Gather every line in the records below that contains the word "data".

---+---

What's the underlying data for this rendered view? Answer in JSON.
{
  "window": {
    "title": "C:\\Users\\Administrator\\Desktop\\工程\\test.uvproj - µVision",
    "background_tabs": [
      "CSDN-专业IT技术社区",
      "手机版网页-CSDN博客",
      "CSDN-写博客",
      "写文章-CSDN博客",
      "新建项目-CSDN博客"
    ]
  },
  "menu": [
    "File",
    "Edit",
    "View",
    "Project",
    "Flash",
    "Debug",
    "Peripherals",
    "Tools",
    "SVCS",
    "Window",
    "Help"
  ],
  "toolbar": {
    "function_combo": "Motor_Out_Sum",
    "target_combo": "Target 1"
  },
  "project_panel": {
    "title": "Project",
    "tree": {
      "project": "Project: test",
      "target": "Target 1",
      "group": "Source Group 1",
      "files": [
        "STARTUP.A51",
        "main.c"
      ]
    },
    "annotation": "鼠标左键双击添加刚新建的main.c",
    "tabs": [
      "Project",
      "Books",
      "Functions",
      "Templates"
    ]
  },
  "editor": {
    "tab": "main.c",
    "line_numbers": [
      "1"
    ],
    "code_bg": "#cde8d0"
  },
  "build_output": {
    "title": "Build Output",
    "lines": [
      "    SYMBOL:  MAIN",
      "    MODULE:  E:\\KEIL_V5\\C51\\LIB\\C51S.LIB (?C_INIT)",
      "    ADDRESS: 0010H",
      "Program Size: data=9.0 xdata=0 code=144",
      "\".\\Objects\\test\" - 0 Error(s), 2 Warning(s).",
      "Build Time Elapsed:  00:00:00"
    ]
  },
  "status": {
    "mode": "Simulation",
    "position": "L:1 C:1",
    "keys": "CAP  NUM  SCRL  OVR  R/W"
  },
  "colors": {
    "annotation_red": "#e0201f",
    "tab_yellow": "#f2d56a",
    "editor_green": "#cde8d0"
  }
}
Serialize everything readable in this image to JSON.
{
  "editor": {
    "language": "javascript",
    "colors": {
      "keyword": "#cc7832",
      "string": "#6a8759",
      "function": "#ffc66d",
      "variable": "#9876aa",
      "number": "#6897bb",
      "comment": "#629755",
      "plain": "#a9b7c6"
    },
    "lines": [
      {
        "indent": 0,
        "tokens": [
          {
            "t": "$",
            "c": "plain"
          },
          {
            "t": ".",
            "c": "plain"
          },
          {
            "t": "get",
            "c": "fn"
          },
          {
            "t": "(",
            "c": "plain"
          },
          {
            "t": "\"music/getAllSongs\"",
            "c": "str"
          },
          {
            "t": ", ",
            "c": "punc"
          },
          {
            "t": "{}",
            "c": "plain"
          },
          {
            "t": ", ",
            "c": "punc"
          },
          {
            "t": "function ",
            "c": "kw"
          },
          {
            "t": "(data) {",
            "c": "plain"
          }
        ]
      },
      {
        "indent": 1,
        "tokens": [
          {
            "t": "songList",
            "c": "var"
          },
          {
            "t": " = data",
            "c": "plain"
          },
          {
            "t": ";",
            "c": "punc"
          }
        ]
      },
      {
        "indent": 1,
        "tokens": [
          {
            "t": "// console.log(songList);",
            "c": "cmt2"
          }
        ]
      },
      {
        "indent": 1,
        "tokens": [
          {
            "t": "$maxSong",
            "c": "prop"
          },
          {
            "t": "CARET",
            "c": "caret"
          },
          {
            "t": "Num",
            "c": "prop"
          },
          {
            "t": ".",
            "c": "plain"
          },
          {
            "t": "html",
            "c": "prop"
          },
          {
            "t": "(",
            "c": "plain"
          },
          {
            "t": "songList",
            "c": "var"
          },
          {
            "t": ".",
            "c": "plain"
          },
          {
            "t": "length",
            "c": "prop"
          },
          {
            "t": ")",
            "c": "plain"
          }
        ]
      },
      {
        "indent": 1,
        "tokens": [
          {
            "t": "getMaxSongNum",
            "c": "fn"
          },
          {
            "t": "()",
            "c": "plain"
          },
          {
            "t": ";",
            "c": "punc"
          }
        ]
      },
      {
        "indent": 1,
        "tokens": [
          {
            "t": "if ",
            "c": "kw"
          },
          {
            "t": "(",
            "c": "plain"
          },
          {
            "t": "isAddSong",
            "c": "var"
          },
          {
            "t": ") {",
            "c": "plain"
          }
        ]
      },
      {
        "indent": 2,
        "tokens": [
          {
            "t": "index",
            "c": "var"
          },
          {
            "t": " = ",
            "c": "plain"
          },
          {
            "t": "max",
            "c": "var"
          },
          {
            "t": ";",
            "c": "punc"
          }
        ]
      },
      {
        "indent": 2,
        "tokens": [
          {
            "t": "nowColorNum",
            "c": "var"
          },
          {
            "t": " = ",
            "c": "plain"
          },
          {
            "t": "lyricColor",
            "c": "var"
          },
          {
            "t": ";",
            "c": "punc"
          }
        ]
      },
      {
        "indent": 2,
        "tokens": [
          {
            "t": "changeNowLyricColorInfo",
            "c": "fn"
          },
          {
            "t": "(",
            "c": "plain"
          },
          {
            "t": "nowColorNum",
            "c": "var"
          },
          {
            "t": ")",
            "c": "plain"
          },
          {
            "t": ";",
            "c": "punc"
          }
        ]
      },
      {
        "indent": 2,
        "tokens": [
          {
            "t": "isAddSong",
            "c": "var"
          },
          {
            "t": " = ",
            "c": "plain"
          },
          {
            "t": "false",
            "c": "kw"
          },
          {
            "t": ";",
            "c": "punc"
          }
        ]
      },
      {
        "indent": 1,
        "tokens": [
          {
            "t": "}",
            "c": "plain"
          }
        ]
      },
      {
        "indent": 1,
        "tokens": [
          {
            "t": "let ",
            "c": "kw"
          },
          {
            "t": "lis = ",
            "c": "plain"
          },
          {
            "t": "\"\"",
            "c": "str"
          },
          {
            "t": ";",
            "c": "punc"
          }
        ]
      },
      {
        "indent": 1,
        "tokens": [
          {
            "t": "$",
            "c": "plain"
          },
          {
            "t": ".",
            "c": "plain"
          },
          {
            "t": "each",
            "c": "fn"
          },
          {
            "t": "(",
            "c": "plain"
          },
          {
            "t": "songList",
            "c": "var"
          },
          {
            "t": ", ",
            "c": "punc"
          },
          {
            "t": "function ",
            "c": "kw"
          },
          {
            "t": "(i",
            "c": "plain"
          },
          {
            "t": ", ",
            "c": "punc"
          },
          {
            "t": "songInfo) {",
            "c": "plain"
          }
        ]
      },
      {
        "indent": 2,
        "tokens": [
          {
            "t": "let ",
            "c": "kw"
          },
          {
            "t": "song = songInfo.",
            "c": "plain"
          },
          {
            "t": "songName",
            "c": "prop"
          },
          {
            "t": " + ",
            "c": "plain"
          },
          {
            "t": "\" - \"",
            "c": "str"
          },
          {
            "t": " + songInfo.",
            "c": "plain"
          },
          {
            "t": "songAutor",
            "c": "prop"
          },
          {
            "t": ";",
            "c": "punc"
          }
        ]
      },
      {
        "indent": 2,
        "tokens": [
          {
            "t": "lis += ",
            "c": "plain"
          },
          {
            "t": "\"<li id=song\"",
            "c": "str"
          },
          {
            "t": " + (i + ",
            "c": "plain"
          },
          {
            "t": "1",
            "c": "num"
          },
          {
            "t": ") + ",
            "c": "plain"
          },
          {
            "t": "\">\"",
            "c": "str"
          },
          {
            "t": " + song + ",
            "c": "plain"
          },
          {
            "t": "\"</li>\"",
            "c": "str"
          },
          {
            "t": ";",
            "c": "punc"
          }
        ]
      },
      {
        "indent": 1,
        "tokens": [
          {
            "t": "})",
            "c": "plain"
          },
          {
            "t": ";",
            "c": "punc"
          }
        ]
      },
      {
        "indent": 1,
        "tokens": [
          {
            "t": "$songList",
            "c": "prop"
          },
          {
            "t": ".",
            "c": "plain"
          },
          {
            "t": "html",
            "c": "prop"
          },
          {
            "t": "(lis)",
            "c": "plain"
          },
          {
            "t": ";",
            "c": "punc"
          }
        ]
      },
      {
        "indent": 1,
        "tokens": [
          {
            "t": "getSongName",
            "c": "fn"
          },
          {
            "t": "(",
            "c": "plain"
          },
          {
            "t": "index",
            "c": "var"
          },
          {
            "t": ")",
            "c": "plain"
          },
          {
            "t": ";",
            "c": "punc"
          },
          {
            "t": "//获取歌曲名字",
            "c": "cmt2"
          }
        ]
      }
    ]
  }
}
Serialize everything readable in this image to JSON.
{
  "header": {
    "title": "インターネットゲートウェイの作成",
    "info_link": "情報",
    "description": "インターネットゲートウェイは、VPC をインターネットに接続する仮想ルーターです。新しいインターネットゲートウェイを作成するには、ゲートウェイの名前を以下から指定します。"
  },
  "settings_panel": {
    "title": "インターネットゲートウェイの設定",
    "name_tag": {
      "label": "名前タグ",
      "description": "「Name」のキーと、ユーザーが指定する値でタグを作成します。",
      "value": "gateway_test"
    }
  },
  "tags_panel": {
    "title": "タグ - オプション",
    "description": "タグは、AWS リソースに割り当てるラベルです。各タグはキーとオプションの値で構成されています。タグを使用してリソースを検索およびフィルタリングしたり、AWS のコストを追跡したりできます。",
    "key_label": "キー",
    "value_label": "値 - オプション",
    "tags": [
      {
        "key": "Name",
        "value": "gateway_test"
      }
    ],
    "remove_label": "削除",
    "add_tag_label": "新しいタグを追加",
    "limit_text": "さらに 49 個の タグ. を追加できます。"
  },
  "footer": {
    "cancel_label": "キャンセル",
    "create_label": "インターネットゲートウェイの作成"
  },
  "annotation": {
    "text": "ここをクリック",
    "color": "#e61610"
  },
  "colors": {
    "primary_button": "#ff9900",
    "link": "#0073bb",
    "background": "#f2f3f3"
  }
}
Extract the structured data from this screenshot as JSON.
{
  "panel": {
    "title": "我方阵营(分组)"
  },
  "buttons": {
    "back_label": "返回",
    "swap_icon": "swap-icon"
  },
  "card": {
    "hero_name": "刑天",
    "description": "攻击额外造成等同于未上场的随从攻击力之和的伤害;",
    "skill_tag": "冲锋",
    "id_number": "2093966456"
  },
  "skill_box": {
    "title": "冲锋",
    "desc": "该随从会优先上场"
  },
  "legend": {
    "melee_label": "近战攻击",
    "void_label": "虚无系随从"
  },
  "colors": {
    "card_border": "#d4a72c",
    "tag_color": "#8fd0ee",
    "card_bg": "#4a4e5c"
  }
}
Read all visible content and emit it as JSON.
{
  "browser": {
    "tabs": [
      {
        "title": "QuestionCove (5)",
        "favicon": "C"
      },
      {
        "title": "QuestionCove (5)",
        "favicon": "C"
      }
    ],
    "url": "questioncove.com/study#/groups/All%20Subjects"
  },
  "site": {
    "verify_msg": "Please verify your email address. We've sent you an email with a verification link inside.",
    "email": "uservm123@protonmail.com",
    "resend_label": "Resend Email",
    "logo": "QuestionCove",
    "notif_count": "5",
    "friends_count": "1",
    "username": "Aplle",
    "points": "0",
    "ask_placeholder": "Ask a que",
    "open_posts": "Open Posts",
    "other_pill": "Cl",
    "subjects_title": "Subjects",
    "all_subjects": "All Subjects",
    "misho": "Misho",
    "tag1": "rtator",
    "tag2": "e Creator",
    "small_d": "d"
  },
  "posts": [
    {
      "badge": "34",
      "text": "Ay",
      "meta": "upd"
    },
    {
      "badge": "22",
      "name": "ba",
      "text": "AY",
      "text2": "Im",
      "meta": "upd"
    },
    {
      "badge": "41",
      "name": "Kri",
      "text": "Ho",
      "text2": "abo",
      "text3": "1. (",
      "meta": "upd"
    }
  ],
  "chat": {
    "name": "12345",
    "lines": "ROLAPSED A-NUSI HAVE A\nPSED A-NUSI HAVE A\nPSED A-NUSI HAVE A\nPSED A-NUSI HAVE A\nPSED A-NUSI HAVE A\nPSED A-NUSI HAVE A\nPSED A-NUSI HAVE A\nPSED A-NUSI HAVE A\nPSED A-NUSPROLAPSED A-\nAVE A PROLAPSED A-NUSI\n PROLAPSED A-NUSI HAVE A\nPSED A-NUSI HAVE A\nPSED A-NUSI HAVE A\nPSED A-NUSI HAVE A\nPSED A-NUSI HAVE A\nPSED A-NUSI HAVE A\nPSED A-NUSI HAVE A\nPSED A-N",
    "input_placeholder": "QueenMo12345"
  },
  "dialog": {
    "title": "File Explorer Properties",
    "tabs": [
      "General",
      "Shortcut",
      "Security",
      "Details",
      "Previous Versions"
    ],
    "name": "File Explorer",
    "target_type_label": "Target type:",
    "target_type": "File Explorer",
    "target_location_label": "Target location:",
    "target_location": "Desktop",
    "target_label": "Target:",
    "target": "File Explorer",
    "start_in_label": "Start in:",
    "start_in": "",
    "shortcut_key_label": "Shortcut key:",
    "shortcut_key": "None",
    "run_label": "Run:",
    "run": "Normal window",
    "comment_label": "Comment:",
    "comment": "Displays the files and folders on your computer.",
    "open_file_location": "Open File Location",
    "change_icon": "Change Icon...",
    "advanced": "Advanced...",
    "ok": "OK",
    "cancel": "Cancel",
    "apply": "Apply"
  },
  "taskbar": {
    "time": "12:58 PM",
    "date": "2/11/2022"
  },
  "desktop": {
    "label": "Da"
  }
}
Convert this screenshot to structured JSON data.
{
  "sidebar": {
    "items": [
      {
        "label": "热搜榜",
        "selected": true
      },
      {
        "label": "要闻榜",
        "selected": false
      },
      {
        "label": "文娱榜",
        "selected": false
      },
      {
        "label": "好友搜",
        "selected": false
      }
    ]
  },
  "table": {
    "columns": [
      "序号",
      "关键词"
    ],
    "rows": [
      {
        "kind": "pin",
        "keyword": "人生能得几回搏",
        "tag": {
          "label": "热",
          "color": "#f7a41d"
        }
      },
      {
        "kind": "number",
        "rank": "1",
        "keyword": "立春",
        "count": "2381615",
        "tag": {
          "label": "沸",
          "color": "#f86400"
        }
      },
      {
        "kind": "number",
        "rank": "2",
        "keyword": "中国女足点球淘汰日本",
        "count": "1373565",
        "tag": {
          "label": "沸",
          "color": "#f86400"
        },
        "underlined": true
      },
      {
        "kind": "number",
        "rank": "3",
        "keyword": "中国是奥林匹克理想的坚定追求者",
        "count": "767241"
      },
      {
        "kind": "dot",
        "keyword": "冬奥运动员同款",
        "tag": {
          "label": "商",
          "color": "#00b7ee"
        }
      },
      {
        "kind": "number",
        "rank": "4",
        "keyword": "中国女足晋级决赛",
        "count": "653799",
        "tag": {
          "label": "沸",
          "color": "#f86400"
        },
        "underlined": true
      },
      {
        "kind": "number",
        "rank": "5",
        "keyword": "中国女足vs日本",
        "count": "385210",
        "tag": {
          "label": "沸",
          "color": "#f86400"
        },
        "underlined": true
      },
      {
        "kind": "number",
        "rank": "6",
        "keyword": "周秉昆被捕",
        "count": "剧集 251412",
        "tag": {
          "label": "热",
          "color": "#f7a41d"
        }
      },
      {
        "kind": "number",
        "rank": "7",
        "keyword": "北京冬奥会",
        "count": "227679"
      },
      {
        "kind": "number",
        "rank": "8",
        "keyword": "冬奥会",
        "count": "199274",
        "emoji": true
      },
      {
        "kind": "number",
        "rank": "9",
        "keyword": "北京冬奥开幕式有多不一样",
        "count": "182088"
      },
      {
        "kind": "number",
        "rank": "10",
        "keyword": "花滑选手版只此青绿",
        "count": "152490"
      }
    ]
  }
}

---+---

## OUTPUT OF THE EXERCISE
What's the underlying data for this rendered view? Answer in JSON.
      "Program Size: data=9.0 xdata=0 code=144",
            "t": "(data) {",
            "t": " = data",
Extract the structured data from this screenshot as JSON.
Convert this screenshot to structured JSON data.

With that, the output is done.